Iran faces a tremendous asymmetry with the United States in virtually every instrument of national power. The Islamic Republic of Iran is attempting to erode some of that imbalance, and Chavez, always looking for the opportunity to annoy the United States, has been more than willing to aid this Iranian effort.
Still, many in the United States argue that when Chavez and Ahmadinejad call each other brother, they are bound to be "up to no good." Iran's nuclear pursuits only add fuel to this argument. Chavez mentions nuclear cooperation with Iran often and has supported Iran's pursuit of nuclear power at every opportunity. Ahmadinejad does not often reciprocate this sentiment. Should Iran successfully develop a nuclear weapons capability, it is unclear whether the international community will react with engagement or further isolation. However, they will have to react. Iran will certainly have an increased international standing with nuclear weapons, even if it results in universal condemnation.
This new status may not require the support of a socialist with whom the religious tenets of the Islamic Republic are at serious odds.
<b>An Undue Level of Attention</b>
The relationship between Iran and Venezuela is the result of a convergence of unique geopolitical circumstances.
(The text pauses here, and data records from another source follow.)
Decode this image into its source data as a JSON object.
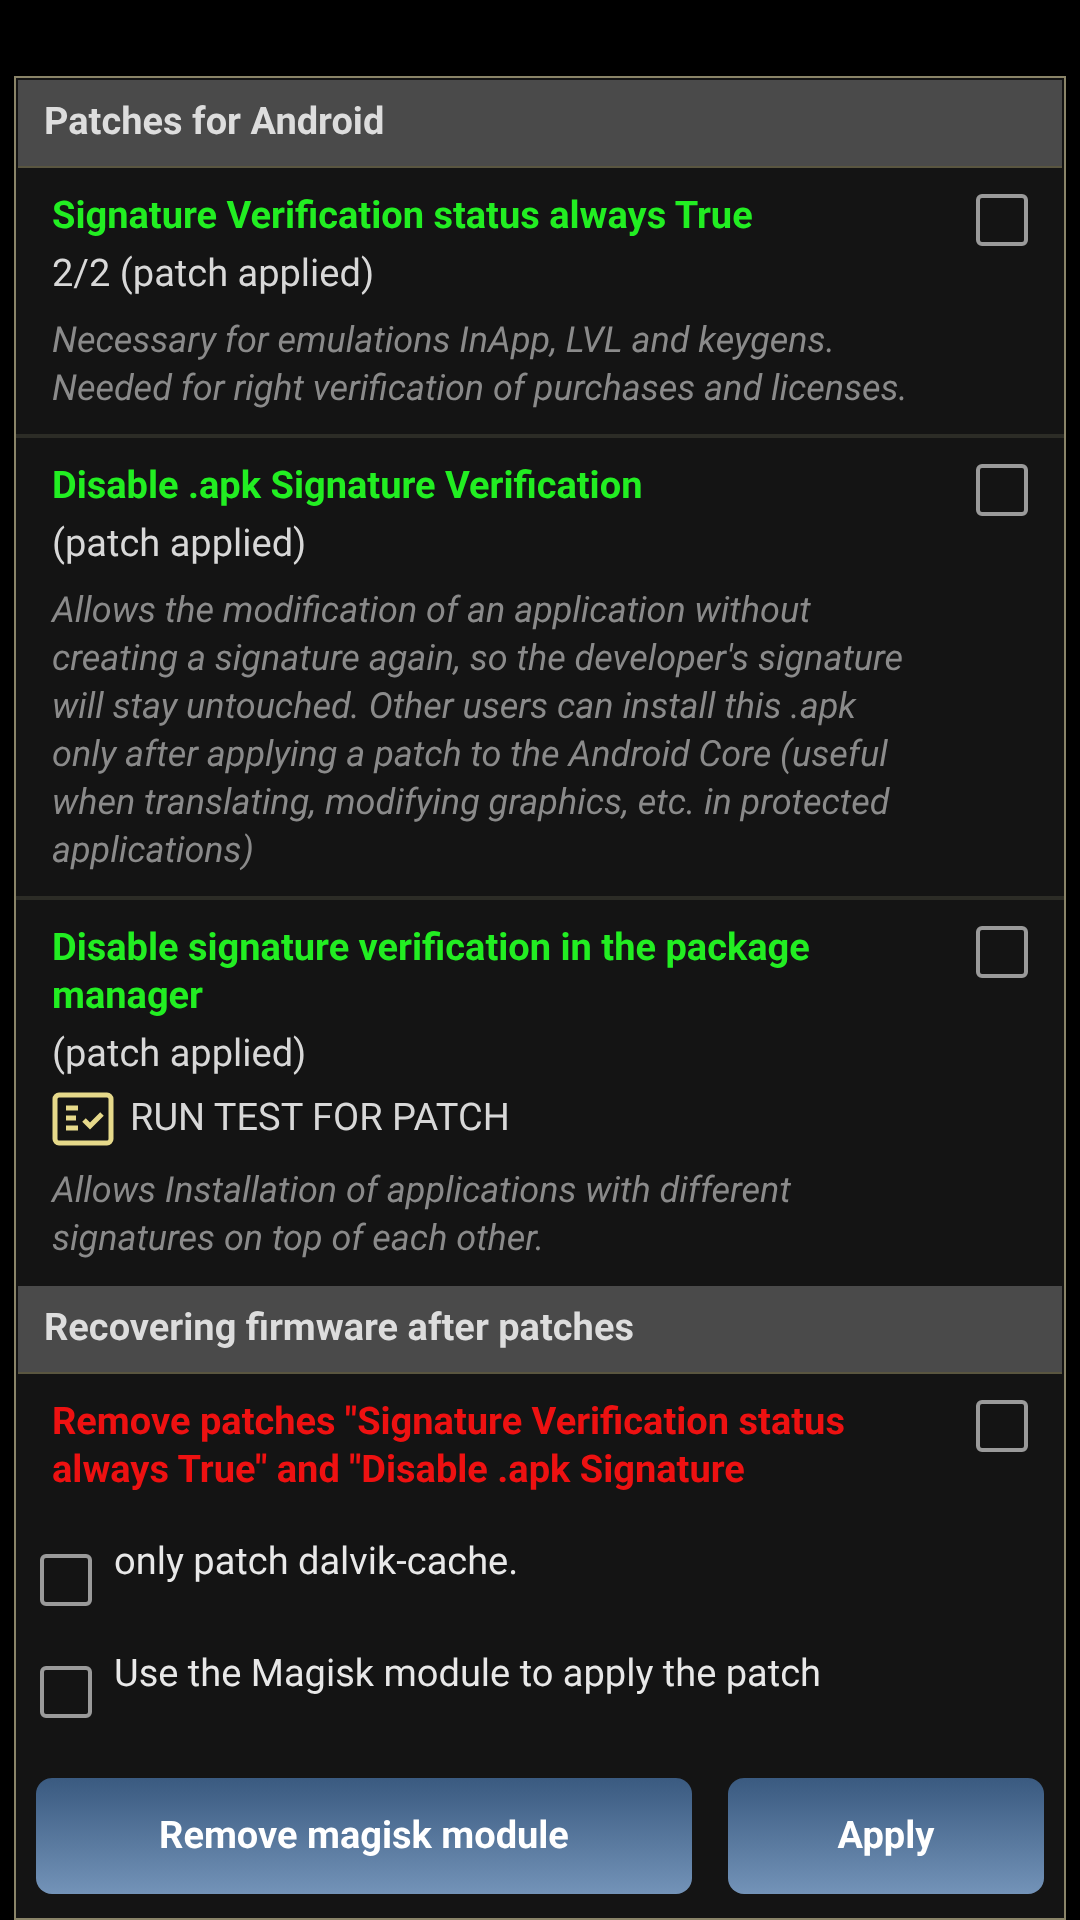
{
  "sections": [
    {
      "title": "Patches for Android",
      "items": [
        {
          "kind": "patch",
          "title": "Signature Verification status always True",
          "status": "2/2 (patch applied)",
          "description": "Necessary for emulations InApp, LVL and keygens. Needed for right verification of purchases and licenses.",
          "checked": false
        },
        {
          "kind": "patch",
          "title": "Disable .apk Signature Verification",
          "status": "(patch applied)",
          "description": "Allows the modification of an application without creating a signature again, so the developer's signature will stay untouched. Other users can install this .apk only after applying a patch to the Android Core (useful when translating, modifying graphics, etc. in protected applications)",
          "checked": false
        },
        {
          "kind": "patch",
          "title": "Disable signature verification in the package manager",
          "status": "(patch applied)",
          "test_button": "RUN TEST FOR PATCH",
          "description": "Allows Installation of applications with different signatures on top of each other.",
          "checked": false
        }
      ]
    },
    {
      "title": "Recovering firmware after patches",
      "items": [
        {
          "kind": "remove",
          "title": "Remove patches \"Signature Verification status always True\" and \"Disable .apk Signature",
          "checked": false
        }
      ]
    }
  ],
  "options": [
    {
      "label": "only patch dalvik-cache.",
      "checked": false
    },
    {
      "label": "Use the Magisk module to apply the patch",
      "checked": false
    }
  ],
  "buttons": [
    "Remove magisk module",
    "Apply"
  ]
}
Both countries are seeking out all of the allies they can find in order to avoid isolation. Chavez and Ahmadinejad have similar personalities and seem to like each other, have taken advantage of every opportunity to antagonize the United States, and have been successful in doing so primarily because they are unpredictable.
Unfortunately for the two leaders, the foundations of the relationship are flawed. These two nations are based on opposite principles. Venezuela is a leftist nation moving further to the left. Iran is a theocracy and unapologetically conservative. The two countries do not complement each other economically because both nations rely primarily on oil exports for growth. In their enthusiasm to show the world how much they support each other, Chavez and Ahmadinejad have made promises that they simply cannot keep, a fact that has become apparent with the recent downward turn in oil prices. Finally, Hugo Chavez and his Bolivarian revolution may be around for a long time, but Ahmadinejad will be gone in either one year or five. It is unlikely that the next Iranian President will see the wisdom of Ahmadinejad's Latin American focus.
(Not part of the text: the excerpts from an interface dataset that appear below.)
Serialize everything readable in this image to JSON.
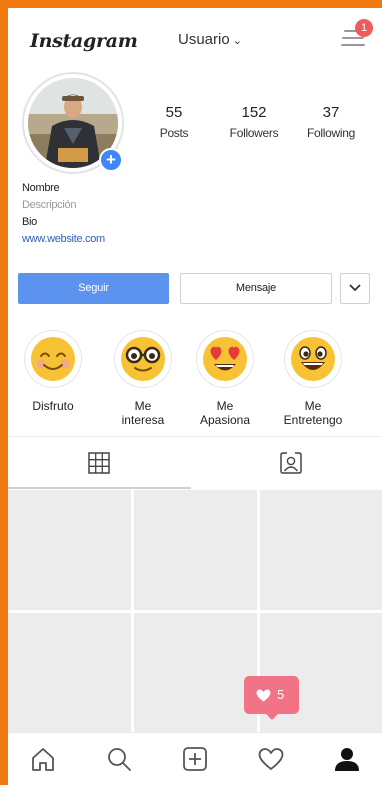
{
  "header": {
    "logo_text": "Instagram",
    "username": "Usuario",
    "username_chevron": "⌄",
    "notification_count": "1"
  },
  "profile": {
    "stats": [
      {
        "value": "55",
        "label": "Posts"
      },
      {
        "value": "152",
        "label": "Followers"
      },
      {
        "value": "37",
        "label": "Following"
      }
    ],
    "add_story_symbol": "+",
    "name": "Nombre",
    "description": "Descripción",
    "bio": "Bio",
    "website": "www.website.com"
  },
  "actions": {
    "follow_label": "Seguir",
    "message_label": "Mensaje",
    "more_icon": "chevron-down-icon"
  },
  "highlights": [
    {
      "icon": "blush-smile-emoji-icon",
      "label_line1": "Disfruto",
      "label_line2": ""
    },
    {
      "icon": "glasses-emoji-icon",
      "label_line1": "Me",
      "label_line2": "interesa"
    },
    {
      "icon": "heart-eyes-emoji-icon",
      "label_line1": "Me",
      "label_line2": "Apasiona"
    },
    {
      "icon": "grin-emoji-icon",
      "label_line1": "Me",
      "label_line2": "Entretengo"
    }
  ],
  "tabs": [
    {
      "icon": "grid-icon",
      "active": true
    },
    {
      "icon": "tagged-portrait-icon",
      "active": false
    }
  ],
  "likes_notification": {
    "icon": "heart-icon",
    "count": "5"
  },
  "bottom_nav": [
    {
      "icon": "home-icon"
    },
    {
      "icon": "search-icon"
    },
    {
      "icon": "add-post-icon"
    },
    {
      "icon": "activity-heart-icon"
    },
    {
      "icon": "profile-icon"
    }
  ],
  "colors": {
    "frame": "#f07a10",
    "follow_button": "#5b93ef",
    "add_story": "#3f87f5",
    "notification_badge": "#f05a5a",
    "likes_bubble": "#f27286",
    "emoji_yellow": "#f7c233",
    "heart_eyes": "#e83a3a"
  }
}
However, until the relationship changes, the rhetoric and hostility toward the United States is sure to continue. Iran and Venezuela will remain a cause for concern for U.S. security policy makers, and they will continue to draw a level of attention not commensurate with their actual threat. They have indeed earned the moniker "the axis of annoyance."